Though not revolutionary, the abstract wall works on view—each titled Floating Drawing, followed by a number—offered a wrinkle on artists’ longstanding efforts to blur the distinction between painting and sculpture. In the larger pieces, such as No. 1 (63 by 96 by 12 inches), Petroff creates an open curtain of loosely interconnected, multicolored sculptural lines and forms that hang from a rod 7 inches from the wall. Such elements appear to float in space, presumably giving rise to the series title. No. 4 features a muslin backdrop with appliquéd silk abstract shapes that echo those in the exuberant three-dimensional composition hanging in front. The three suspended layers in No. 2 (65 by 96 by 12 inches) function much like the rows of scenic drops on a theatrical stage, giving this semi-abstracted landscape a sense of both real and illusionistic depth. A blue-and-white scrim suggesting clouds hangs behind the front curtain of 3-D flora and branchlike forms; behind is a back layer of other three-dimensional forms.
Though the smaller constructions have elements in common with their bigger counterparts, they are more overtly sculptural in feel and more minimal in look and structure. No. 12 (18 by 28 by 3½ inches), for example, consists of two dark-gray, paper-wrapped wires that cross in the shape of an X; each then extends horizontally to the right. From the top extension hangs a tiny rectangle of gold-tinted silk. It is a clean, economical and striking piece. Others are more complex, such as No. 11 (22 by 34 by 3 inches), which features two overlapping sets of thin, paper-wrapped wires that swish and swirl in an intuitive pattern.

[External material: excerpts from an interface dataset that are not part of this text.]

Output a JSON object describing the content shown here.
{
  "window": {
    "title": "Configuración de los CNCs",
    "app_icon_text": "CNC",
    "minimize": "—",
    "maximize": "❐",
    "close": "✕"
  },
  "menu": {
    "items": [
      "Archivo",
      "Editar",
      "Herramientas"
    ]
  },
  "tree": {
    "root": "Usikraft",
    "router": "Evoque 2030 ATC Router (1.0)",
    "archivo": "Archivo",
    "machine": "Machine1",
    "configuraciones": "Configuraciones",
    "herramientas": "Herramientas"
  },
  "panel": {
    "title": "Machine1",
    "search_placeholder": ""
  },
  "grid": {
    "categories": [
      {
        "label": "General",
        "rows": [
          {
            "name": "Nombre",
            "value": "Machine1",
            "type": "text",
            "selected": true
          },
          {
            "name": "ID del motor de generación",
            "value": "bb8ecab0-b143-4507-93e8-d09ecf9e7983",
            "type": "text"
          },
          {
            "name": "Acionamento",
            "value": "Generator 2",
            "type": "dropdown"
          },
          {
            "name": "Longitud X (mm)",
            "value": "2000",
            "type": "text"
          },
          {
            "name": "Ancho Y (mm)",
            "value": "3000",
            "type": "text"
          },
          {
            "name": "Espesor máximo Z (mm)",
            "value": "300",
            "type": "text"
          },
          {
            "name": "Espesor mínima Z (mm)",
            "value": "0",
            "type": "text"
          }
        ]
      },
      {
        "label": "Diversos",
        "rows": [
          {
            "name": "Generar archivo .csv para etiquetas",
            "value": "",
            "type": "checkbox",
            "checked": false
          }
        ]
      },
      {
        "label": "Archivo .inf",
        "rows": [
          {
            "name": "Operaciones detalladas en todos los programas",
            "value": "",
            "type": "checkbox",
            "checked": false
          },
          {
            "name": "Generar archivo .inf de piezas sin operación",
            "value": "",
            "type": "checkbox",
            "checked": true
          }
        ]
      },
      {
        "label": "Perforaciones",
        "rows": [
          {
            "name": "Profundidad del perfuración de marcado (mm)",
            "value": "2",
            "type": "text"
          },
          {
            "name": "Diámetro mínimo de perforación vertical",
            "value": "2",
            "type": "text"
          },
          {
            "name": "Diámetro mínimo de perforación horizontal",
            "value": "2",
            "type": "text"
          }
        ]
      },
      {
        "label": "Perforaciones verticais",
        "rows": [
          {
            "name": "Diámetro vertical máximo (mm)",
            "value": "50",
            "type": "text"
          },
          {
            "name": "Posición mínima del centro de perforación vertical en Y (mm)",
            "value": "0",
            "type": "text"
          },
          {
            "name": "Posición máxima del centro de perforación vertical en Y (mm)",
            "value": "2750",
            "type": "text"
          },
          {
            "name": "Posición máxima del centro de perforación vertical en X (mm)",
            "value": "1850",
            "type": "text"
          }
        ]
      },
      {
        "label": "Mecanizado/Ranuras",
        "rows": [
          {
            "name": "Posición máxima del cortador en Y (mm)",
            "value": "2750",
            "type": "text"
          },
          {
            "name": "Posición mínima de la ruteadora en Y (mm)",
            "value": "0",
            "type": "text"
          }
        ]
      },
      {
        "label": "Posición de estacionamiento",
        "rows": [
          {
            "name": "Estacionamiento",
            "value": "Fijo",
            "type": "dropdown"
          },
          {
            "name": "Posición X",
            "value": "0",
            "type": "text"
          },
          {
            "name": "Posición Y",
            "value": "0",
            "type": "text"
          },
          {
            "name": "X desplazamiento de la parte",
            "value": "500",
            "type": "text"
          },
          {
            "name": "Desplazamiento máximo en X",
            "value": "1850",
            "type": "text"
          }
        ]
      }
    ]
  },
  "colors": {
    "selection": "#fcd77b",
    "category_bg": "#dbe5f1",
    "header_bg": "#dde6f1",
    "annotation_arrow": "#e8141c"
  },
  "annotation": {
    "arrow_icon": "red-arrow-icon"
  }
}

Perhaps the most subtle work in the show was the three-layered No. 21 (18 by 18 by 4½ inches), which presents a single wire line jutting downward at a slight angle. The focus is a brown-tinted muslin panel that forms a hazy window onto a similarly sized square of white muslin. But in what Petroff has described to me as a riff on Kazimir Malevich, the two squares are tilted very slightly in opposing directions, giving the composition an added complexity. This is just one way that Petroff uses an exacting craftsmanship and geometric sensibility to unleash his work’s whimsical spirit and compositional freedom.